Problem statement:
Work through the data line by line, gathering every line that has the word "your".

Data for review:

=====

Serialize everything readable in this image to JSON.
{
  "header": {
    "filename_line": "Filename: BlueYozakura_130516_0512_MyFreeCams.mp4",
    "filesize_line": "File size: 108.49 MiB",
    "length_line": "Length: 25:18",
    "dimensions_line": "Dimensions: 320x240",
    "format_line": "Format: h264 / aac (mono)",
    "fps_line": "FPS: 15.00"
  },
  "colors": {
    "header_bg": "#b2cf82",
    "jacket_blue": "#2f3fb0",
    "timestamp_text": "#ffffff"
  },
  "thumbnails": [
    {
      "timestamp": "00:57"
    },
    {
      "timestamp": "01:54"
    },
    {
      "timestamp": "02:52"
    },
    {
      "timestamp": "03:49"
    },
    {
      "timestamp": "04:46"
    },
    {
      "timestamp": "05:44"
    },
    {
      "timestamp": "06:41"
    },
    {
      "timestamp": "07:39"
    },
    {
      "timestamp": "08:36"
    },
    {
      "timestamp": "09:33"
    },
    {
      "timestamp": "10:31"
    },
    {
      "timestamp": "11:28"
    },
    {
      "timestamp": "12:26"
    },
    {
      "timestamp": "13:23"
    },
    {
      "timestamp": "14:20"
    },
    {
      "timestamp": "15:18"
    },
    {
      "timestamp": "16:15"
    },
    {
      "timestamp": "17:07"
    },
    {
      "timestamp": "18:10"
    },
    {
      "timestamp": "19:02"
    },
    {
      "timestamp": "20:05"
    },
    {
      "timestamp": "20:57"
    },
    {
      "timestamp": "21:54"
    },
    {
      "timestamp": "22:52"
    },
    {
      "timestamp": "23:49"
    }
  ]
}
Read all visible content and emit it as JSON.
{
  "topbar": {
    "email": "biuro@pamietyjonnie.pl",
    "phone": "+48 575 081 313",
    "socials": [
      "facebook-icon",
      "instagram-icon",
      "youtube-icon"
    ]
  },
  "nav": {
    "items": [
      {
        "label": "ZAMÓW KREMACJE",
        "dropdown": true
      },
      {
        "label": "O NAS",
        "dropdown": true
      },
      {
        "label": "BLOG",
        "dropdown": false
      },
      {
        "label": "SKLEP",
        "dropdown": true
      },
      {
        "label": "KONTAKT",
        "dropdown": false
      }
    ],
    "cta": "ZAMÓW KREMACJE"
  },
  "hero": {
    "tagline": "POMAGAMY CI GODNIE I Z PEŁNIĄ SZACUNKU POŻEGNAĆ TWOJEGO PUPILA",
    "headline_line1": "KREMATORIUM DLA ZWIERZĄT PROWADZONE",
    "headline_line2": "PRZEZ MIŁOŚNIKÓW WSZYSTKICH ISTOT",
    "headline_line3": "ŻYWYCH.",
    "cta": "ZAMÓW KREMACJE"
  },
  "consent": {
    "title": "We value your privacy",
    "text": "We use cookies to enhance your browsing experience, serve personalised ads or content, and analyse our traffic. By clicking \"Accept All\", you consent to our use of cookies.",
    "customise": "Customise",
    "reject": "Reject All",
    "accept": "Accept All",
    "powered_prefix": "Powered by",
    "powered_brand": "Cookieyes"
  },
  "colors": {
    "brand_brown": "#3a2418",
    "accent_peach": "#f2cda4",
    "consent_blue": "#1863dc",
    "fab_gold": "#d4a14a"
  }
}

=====

Task solution:
    "title": "We value your privacy",
    "text": "We use cookies to enhance your browsing experience, serve personalised ads or content, and analyse our traffic. By clicking \"Accept All\", you consent to our use of cookies.",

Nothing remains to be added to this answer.